May is Stroke Awareness Month. Many health and heart organizations come together every year during this month to raise awareness about the causes and effects of stroke.
In 1989, President George H. W. Bush proclaimed May as National Stroke Awareness Month, but it had already been observed for years before the official proclamation. The Centers for Disease Control, the American Heart Association, the World Stroke Campaign, and many others have come together to bring education, research, and treatment on a global scale.
WHAT TO WATCH FOR
Awareness is supported each year by the Centers for Disease Control and Prevention (CDC).
Did you know that 80% of strokes can be prevented if people act FAST?
FAST is an acronym for things to watch for in a suspected stroke victim:
- Face – Can the person smile without the face drooping on one side?
- Arm – After raising both arms, does one of the arms drift downwards?
- Speech – After repeating a simple phrase, does the person’s speech sound slurred or strange?
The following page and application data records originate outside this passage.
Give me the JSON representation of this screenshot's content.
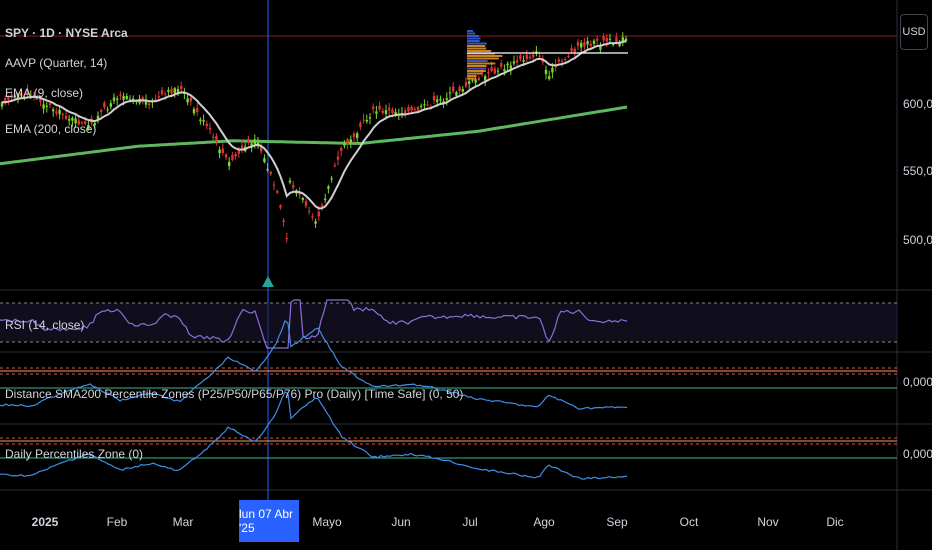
{
  "header": {
    "symbol_line": "SPY · 1D · NYSE Arca",
    "indicators": [
      "AAVP (Quarter, 14)",
      "EMA (9, close)",
      "EMA (200, close)"
    ]
  },
  "currency_button": "USD",
  "cursor_date": "lun 07 Abr '25",
  "colors": {
    "background": "#000000",
    "candle_up": "#7cd82c",
    "candle_down": "#e03434",
    "ema9": "#d0d0d0",
    "ema200": "#5fb85f",
    "rsi": "#8a6fd6",
    "percentile_line": "#3f8ee8",
    "zone_red": "#e05050",
    "zone_orange": "#f0a050",
    "zone_green": "#3cb88a",
    "cursor": "#2962ff"
  },
  "chart_data": [
    {
      "type": "candlestick",
      "title": "SPY · 1D · NYSE Arca",
      "y_ticks": [
        "600,00",
        "550,00",
        "500,00"
      ],
      "ylim": [
        470,
        645
      ],
      "x_ticks": [
        "2025",
        "Feb",
        "Mar",
        "Abr",
        "Mayo",
        "Jun",
        "Jul",
        "Ago",
        "Sep",
        "Oct",
        "Nov",
        "Dic"
      ],
      "overlays": [
        "EMA (9, close)",
        "EMA (200, close)",
        "AAVP (Quarter, 14)"
      ],
      "close_path": [
        {
          "x": "2024-12-02",
          "y": 602
        },
        {
          "x": "2024-12-16",
          "y": 606
        },
        {
          "x": "2024-12-31",
          "y": 590
        },
        {
          "x": "2025-01-10",
          "y": 582
        },
        {
          "x": "2025-01-24",
          "y": 607
        },
        {
          "x": "2025-02-07",
          "y": 600
        },
        {
          "x": "2025-02-19",
          "y": 612
        },
        {
          "x": "2025-03-05",
          "y": 578
        },
        {
          "x": "2025-03-13",
          "y": 555
        },
        {
          "x": "2025-03-25",
          "y": 575
        },
        {
          "x": "2025-04-03",
          "y": 535
        },
        {
          "x": "2025-04-08",
          "y": 497
        },
        {
          "x": "2025-04-09",
          "y": 542
        },
        {
          "x": "2025-04-21",
          "y": 513
        },
        {
          "x": "2025-05-02",
          "y": 566
        },
        {
          "x": "2025-05-16",
          "y": 594
        },
        {
          "x": "2025-06-02",
          "y": 593
        },
        {
          "x": "2025-06-16",
          "y": 603
        },
        {
          "x": "2025-06-30",
          "y": 617
        },
        {
          "x": "2025-07-28",
          "y": 637
        },
        {
          "x": "2025-08-01",
          "y": 621
        },
        {
          "x": "2025-08-15",
          "y": 643
        },
        {
          "x": "2025-09-05",
          "y": 647
        }
      ],
      "ema200_path": [
        {
          "x": "2024-12-02",
          "y": 555
        },
        {
          "x": "2025-02-01",
          "y": 568
        },
        {
          "x": "2025-03-15",
          "y": 572
        },
        {
          "x": "2025-05-10",
          "y": 570
        },
        {
          "x": "2025-07-01",
          "y": 579
        },
        {
          "x": "2025-09-05",
          "y": 597
        }
      ]
    },
    {
      "type": "line",
      "series": [
        {
          "name": "RSI (14, close)",
          "values": []
        }
      ],
      "bands": [
        70,
        30
      ]
    },
    {
      "type": "line",
      "series": [
        {
          "name": "Distance SMA200 Percentile Zones (P25/P50/P65/P76)  Pro (Daily) [Time Safe] (0, 50)",
          "values": []
        }
      ],
      "y_ticks": [
        "0,0000"
      ]
    },
    {
      "type": "line",
      "series": [
        {
          "name": "Daily Percentiles Zone (0)",
          "values": []
        }
      ],
      "y_ticks": [
        "0,0000"
      ]
    }
  ],
  "price_labels": [
    "600,00",
    "550,00",
    "500,00"
  ],
  "pane_labels": {
    "rsi": "RSI (14, close)",
    "distance": "Distance SMA200 Percentile Zones (P25/P50/P65/P76)  Pro (Daily) [Time Safe] (0, 50)",
    "distance_value": "0,0000",
    "daily": "Daily Percentiles Zone (0)",
    "daily_value": "0,0000"
  },
  "x_labels": [
    "2025",
    "Feb",
    "Mar",
    "Mayo",
    "Jun",
    "Jul",
    "Ago",
    "Sep",
    "Oct",
    "Nov",
    "Dic"
  ]
}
- Time – If any or all of the above are observed call 9-1-1 immediately and ask for medical assistance.
National Stroke Awareness Month encourages people to better their understanding of stroke risk factors by completing the National Stroke Association’s stroke risk scorecard and following up on any concerns.
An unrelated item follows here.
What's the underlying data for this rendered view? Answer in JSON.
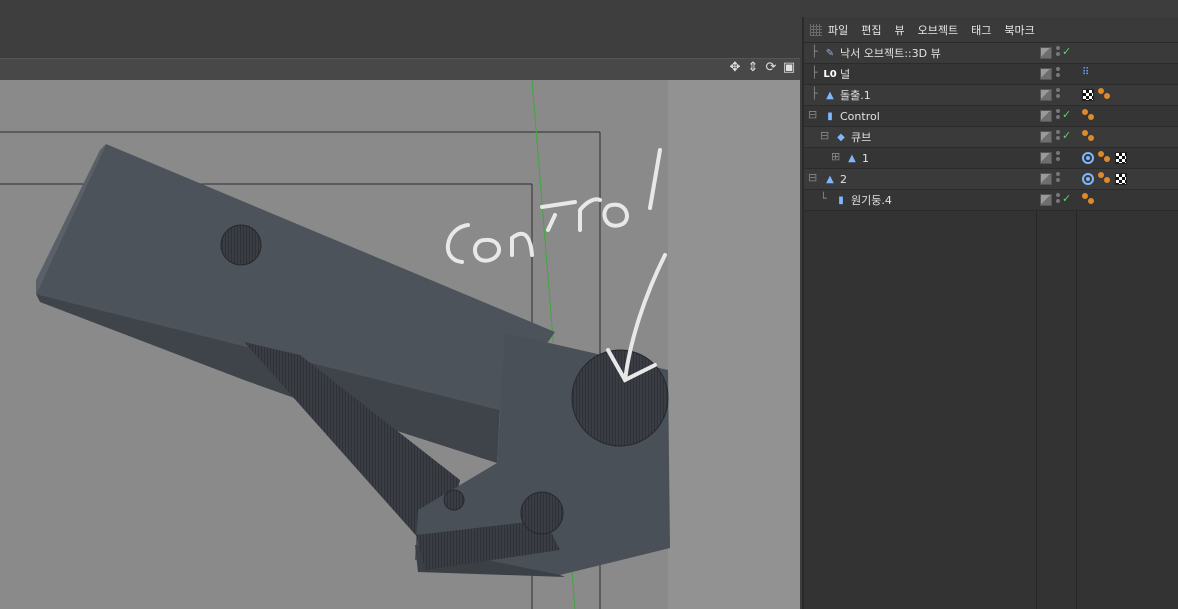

Did you know that stroke is the 5th leading cause of death in the United States? It’s also a primary cause of disability. A stroke occurs when a blood vessel carrying oxygen and nutrients to the brain is either blocked by a clot or bursts. When this happens, the brain begins to die due to the lack of blood and oxygen.
That is why it’s so important to understand the warning signs and get help as quickly as possible. It just might save a life!